The original article about the rankings follows:
The spring law review season is now in full swing, so it’s time for my annual law review ranking based on Google Scholar Metrics. Google produces a ranking of journals based on the number of citations to recent articles in Google Scholar. This is an important complement to other citation ranking systems such as Washington and Lee’s ranking, in part because Google picks up citations in more publications.
In this post, I have used the 2015 Google data to rank the journals using the average of Google’s two measures, the H5 index and the H5 median, which seems to give more balanced and less volatile results than using either measure individually. For more details on these measures, see my original post on the Google Rankings. You can find last year’s rankings for 2014 here.
The table ranks main law school law reviews only, and this is not a complete list as Google does not keep track of all journals. As a result, a journal that is listed low in this list is not necessary a “low-ranked journal,” as there may be dozens or hundreds ranked lower that are not part of the dataset. Similarly, there are specialty journals ranked higher than most of the law reviews in this list. I have tried to include every main law review included by Google but I may have missed some, so please feel free to leave comments with any corrections or omissions, and please refrain from shooting the messenger.
Are you curious whether your article was one of the most cited in the journal in the last five years?
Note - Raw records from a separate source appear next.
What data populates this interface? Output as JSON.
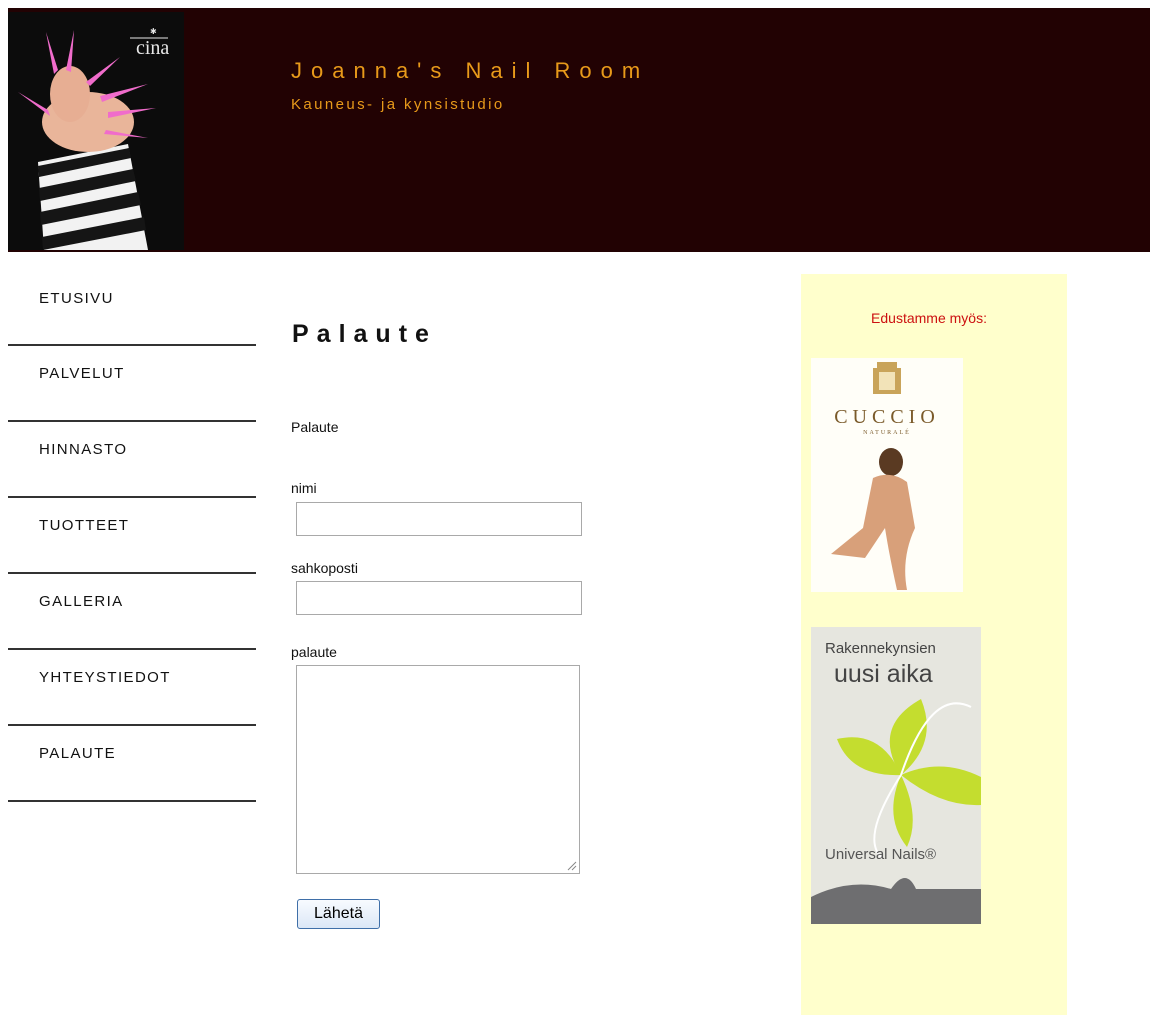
{
  "header": {
    "title": "Joanna's Nail Room",
    "subtitle": "Kauneus- ja kynsistudio",
    "logo_text": "cina"
  },
  "nav": {
    "items": [
      {
        "label": "ETUSIVU"
      },
      {
        "label": "PALVELUT"
      },
      {
        "label": "HINNASTO"
      },
      {
        "label": "TUOTTEET"
      },
      {
        "label": "GALLERIA"
      },
      {
        "label": "YHTEYSTIEDOT"
      },
      {
        "label": "PALAUTE"
      }
    ]
  },
  "main": {
    "title": "Palaute",
    "form_label": "Palaute",
    "name_label": "nimi",
    "name_value": "",
    "email_label": "sahkoposti",
    "email_value": "",
    "feedback_label": "palaute",
    "feedback_value": "",
    "submit_label": "Lähetä"
  },
  "sidebar": {
    "title": "Edustamme myös:",
    "cuccio": {
      "brand": "CUCCIO",
      "sub": "NATURALÉ"
    },
    "universal": {
      "line1": "Rakennekynsien",
      "line2": "uusi aika",
      "brand": "Universal Nails®"
    }
  },
  "colors": {
    "header_bg": "#220203",
    "header_text": "#e89a1a",
    "sidebar_bg": "#ffffcc",
    "sidebar_title": "#cc1111"
  }
}
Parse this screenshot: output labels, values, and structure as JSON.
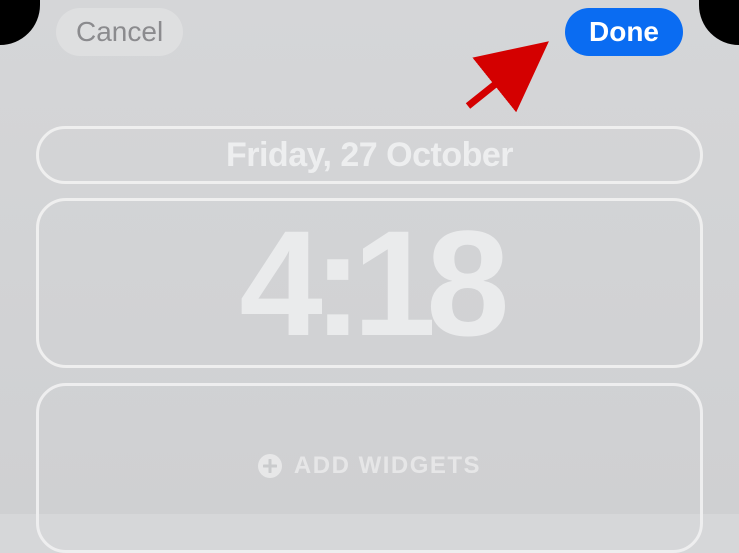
{
  "topbar": {
    "cancel_label": "Cancel",
    "done_label": "Done"
  },
  "date_panel": {
    "text": "Friday, 27 October"
  },
  "time_panel": {
    "text": "4:18"
  },
  "widgets_panel": {
    "label": "ADD WIDGETS"
  },
  "colors": {
    "done_bg": "#0a6cf2",
    "cancel_bg": "#dedfe0",
    "overlay_text": "#edeeef",
    "background": "#d6d7d9",
    "annotation": "#d40000"
  }
}
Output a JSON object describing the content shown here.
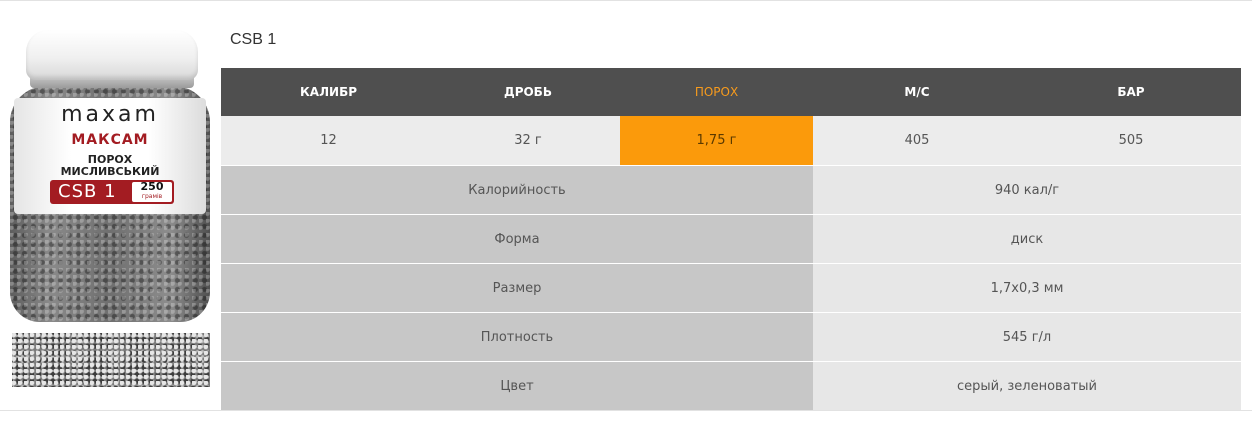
{
  "title": "CSB 1",
  "product_label": {
    "logo": "maxam",
    "brand_ua": "МАКСАМ",
    "desc_line1": "ПОРОХ",
    "desc_line2": "МИСЛИВСЬКИЙ",
    "code": "CSB 1",
    "weight": "250",
    "unit": "грамів"
  },
  "table": {
    "headers": [
      "КАЛИБР",
      "ДРОБЬ",
      "ПОРОХ",
      "М/С",
      "БАР"
    ],
    "values": [
      "12",
      "32 г",
      "1,75 г",
      "405",
      "505"
    ],
    "highlight_column": 2,
    "properties": [
      {
        "name": "Калорийность",
        "value": "940 кал/г"
      },
      {
        "name": "Форма",
        "value": "диск"
      },
      {
        "name": "Размер",
        "value": "1,7х0,3 мм"
      },
      {
        "name": "Плотность",
        "value": "545 г/л"
      },
      {
        "name": "Цвет",
        "value": "серый, зеленоватый"
      }
    ]
  },
  "colors": {
    "header_bg": "#4f4f4f",
    "accent": "#fb9a0b",
    "brand_red": "#a31c22"
  }
}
You can click the blue number under the “H5 Index” column to see any journal’s most cited articles for the last five years.